:: Exercise inputs

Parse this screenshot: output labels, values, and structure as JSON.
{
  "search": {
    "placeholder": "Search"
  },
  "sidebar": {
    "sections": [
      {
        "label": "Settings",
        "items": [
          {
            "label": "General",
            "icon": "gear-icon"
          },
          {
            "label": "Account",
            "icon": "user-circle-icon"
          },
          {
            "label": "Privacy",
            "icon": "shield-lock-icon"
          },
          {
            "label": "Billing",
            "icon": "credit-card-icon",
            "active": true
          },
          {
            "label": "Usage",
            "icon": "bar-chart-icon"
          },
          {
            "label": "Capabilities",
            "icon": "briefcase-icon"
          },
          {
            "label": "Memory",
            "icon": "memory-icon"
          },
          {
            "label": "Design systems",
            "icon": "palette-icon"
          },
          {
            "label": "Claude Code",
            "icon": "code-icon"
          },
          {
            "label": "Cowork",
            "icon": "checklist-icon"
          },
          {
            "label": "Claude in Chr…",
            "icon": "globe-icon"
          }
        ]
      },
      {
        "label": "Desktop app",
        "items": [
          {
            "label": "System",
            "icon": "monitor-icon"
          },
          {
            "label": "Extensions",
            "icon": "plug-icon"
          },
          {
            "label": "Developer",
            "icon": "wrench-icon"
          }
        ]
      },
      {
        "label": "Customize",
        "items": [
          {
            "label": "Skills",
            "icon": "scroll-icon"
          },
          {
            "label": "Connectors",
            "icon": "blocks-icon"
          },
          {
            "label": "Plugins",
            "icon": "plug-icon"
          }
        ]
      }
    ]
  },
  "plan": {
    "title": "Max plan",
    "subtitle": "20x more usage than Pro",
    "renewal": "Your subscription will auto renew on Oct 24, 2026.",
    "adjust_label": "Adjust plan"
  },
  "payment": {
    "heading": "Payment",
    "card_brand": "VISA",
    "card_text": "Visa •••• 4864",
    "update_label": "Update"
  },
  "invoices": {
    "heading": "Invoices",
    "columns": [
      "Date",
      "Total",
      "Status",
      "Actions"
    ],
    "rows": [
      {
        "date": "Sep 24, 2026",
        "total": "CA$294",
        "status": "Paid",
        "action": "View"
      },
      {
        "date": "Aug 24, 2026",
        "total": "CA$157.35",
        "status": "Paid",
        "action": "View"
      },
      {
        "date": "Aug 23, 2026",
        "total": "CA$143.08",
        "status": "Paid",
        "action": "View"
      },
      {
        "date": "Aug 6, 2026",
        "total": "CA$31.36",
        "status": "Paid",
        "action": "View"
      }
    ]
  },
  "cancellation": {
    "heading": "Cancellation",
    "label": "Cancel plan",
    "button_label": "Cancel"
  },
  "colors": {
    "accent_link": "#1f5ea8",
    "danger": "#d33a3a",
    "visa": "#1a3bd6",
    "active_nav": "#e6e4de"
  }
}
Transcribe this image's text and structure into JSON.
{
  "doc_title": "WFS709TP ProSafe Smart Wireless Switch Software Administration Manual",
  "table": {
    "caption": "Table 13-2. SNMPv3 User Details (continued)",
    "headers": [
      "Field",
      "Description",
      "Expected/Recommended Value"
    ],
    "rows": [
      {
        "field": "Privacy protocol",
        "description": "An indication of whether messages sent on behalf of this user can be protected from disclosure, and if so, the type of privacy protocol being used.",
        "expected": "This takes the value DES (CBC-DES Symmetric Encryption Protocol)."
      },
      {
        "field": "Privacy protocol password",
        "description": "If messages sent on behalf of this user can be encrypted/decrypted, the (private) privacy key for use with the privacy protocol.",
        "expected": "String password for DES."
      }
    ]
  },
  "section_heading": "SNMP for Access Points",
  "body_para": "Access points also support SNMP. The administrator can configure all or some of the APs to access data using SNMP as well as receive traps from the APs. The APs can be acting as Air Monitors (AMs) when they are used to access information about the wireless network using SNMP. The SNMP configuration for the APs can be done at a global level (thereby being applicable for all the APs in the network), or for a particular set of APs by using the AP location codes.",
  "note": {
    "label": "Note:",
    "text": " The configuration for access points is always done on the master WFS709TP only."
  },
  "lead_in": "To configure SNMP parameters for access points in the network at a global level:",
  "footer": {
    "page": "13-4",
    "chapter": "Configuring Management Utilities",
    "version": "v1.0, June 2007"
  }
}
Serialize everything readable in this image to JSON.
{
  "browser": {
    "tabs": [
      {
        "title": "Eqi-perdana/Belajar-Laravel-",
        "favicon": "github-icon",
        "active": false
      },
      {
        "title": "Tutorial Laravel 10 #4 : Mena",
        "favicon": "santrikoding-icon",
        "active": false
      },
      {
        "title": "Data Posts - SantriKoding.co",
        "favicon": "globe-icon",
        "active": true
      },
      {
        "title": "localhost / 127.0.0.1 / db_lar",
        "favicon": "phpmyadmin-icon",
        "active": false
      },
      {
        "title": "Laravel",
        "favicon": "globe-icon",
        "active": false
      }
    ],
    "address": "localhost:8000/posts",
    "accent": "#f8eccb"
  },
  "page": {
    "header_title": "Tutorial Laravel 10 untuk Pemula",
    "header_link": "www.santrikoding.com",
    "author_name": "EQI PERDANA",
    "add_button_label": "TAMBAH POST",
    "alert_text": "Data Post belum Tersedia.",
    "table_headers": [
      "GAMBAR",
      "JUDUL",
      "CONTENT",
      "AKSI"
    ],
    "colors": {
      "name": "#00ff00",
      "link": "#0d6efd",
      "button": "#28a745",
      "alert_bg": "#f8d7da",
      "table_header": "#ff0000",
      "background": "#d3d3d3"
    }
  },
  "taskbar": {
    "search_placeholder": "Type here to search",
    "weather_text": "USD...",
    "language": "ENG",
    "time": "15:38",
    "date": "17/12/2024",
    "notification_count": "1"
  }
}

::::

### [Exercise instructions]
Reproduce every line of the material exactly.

### [Exercise solution]
Parse this screenshot: output labels, values, and structure as JSON.
{
  "search": {
    "placeholder": "Search"
  },
  "sidebar": {
    "sections": [
      {
        "label": "Settings",
        "items": [
          {
            "label": "General",
            "icon": "gear-icon"
          },
          {
            "label": "Account",
            "icon": "user-circle-icon"
          },
          {
            "label": "Privacy",
            "icon": "shield-lock-icon"
          },
          {
            "label": "Billing",
            "icon": "credit-card-icon",
            "active": true
          },
          {
            "label": "Usage",
            "icon": "bar-chart-icon"
          },
          {
            "label": "Capabilities",
            "icon": "briefcase-icon"
          },
          {
            "label": "Memory",
            "icon": "memory-icon"
          },
          {
            "label": "Design systems",
            "icon": "palette-icon"
          },
          {
            "label": "Claude Code",
            "icon": "code-icon"
          },
          {
            "label": "Cowork",
            "icon": "checklist-icon"
          },
          {
            "label": "Claude in Chr…",
            "icon": "globe-icon"
          }
        ]
      },
      {
        "label": "Desktop app",
        "items": [
          {
            "label": "System",
            "icon": "monitor-icon"
          },
          {
            "label": "Extensions",
            "icon": "plug-icon"
          },
          {
            "label": "Developer",
            "icon": "wrench-icon"
          }
        ]
      },
      {
        "label": "Customize",
        "items": [
          {
            "label": "Skills",
            "icon": "scroll-icon"
          },
          {
            "label": "Connectors",
            "icon": "blocks-icon"
          },
          {
            "label": "Plugins",
            "icon": "plug-icon"
          }
        ]
      }
    ]
  },
  "plan": {
    "title": "Max plan",
    "subtitle": "20x more usage than Pro",
    "renewal": "Your subscription will auto renew on Oct 24, 2026.",
    "adjust_label": "Adjust plan"
  },
  "payment": {
    "heading": "Payment",
    "card_brand": "VISA",
    "card_text": "Visa •••• 4864",
    "update_label": "Update"
  },
  "invoices": {
    "heading": "Invoices",
    "columns": [
      "Date",
      "Total",
      "Status",
      "Actions"
    ],
    "rows": [
      {
        "date": "Sep 24, 2026",
        "total": "CA$294",
        "status": "Paid",
        "action": "View"
      },
      {
        "date": "Aug 24, 2026",
        "total": "CA$157.35",
        "status": "Paid",
        "action": "View"
      },
      {
        "date": "Aug 23, 2026",
        "total": "CA$143.08",
        "status": "Paid",
        "action": "View"
      },
      {
        "date": "Aug 6, 2026",
        "total": "CA$31.36",
        "status": "Paid",
        "action": "View"
      }
    ]
  },
  "cancellation": {
    "heading": "Cancellation",
    "label": "Cancel plan",
    "button_label": "Cancel"
  },
  "colors": {
    "accent_link": "#1f5ea8",
    "danger": "#d33a3a",
    "visa": "#1a3bd6",
    "active_nav": "#e6e4de"
  }
}
Transcribe this image's text and structure into JSON.
{
  "doc_title": "WFS709TP ProSafe Smart Wireless Switch Software Administration Manual",
  "table": {
    "caption": "Table 13-2. SNMPv3 User Details (continued)",
    "headers": [
      "Field",
      "Description",
      "Expected/Recommended Value"
    ],
    "rows": [
      {
        "field": "Privacy protocol",
        "description": "An indication of whether messages sent on behalf of this user can be protected from disclosure, and if so, the type of privacy protocol being used.",
        "expected": "This takes the value DES (CBC-DES Symmetric Encryption Protocol)."
      },
      {
        "field": "Privacy protocol password",
        "description": "If messages sent on behalf of this user can be encrypted/decrypted, the (private) privacy key for use with the privacy protocol.",
        "expected": "String password for DES."
      }
    ]
  },
  "section_heading": "SNMP for Access Points",
  "body_para": "Access points also support SNMP. The administrator can configure all or some of the APs to access data using SNMP as well as receive traps from the APs. The APs can be acting as Air Monitors (AMs) when they are used to access information about the wireless network using SNMP. The SNMP configuration for the APs can be done at a global level (thereby being applicable for all the APs in the network), or for a particular set of APs by using the AP location codes.",
  "note": {
    "label": "Note:",
    "text": " The configuration for access points is always done on the master WFS709TP only."
  },
  "lead_in": "To configure SNMP parameters for access points in the network at a global level:",
  "footer": {
    "page": "13-4",
    "chapter": "Configuring Management Utilities",
    "version": "v1.0, June 2007"
  }
}
Serialize everything readable in this image to JSON.
{
  "browser": {
    "tabs": [
      {
        "title": "Eqi-perdana/Belajar-Laravel-",
        "favicon": "github-icon",
        "active": false
      },
      {
        "title": "Tutorial Laravel 10 #4 : Mena",
        "favicon": "santrikoding-icon",
        "active": false
      },
      {
        "title": "Data Posts - SantriKoding.co",
        "favicon": "globe-icon",
        "active": true
      },
      {
        "title": "localhost / 127.0.0.1 / db_lar",
        "favicon": "phpmyadmin-icon",
        "active": false
      },
      {
        "title": "Laravel",
        "favicon": "globe-icon",
        "active": false
      }
    ],
    "address": "localhost:8000/posts",
    "accent": "#f8eccb"
  },
  "page": {
    "header_title": "Tutorial Laravel 10 untuk Pemula",
    "header_link": "www.santrikoding.com",
    "author_name": "EQI PERDANA",
    "add_button_label": "TAMBAH POST",
    "alert_text": "Data Post belum Tersedia.",
    "table_headers": [
      "GAMBAR",
      "JUDUL",
      "CONTENT",
      "AKSI"
    ],
    "colors": {
      "name": "#00ff00",
      "link": "#0d6efd",
      "button": "#28a745",
      "alert_bg": "#f8d7da",
      "table_header": "#ff0000",
      "background": "#d3d3d3"
    }
  },
  "taskbar": {
    "search_placeholder": "Type here to search",
    "weather_text": "USD...",
    "language": "ENG",
    "time": "15:38",
    "date": "17/12/2024",
    "notification_count": "1"
  }
}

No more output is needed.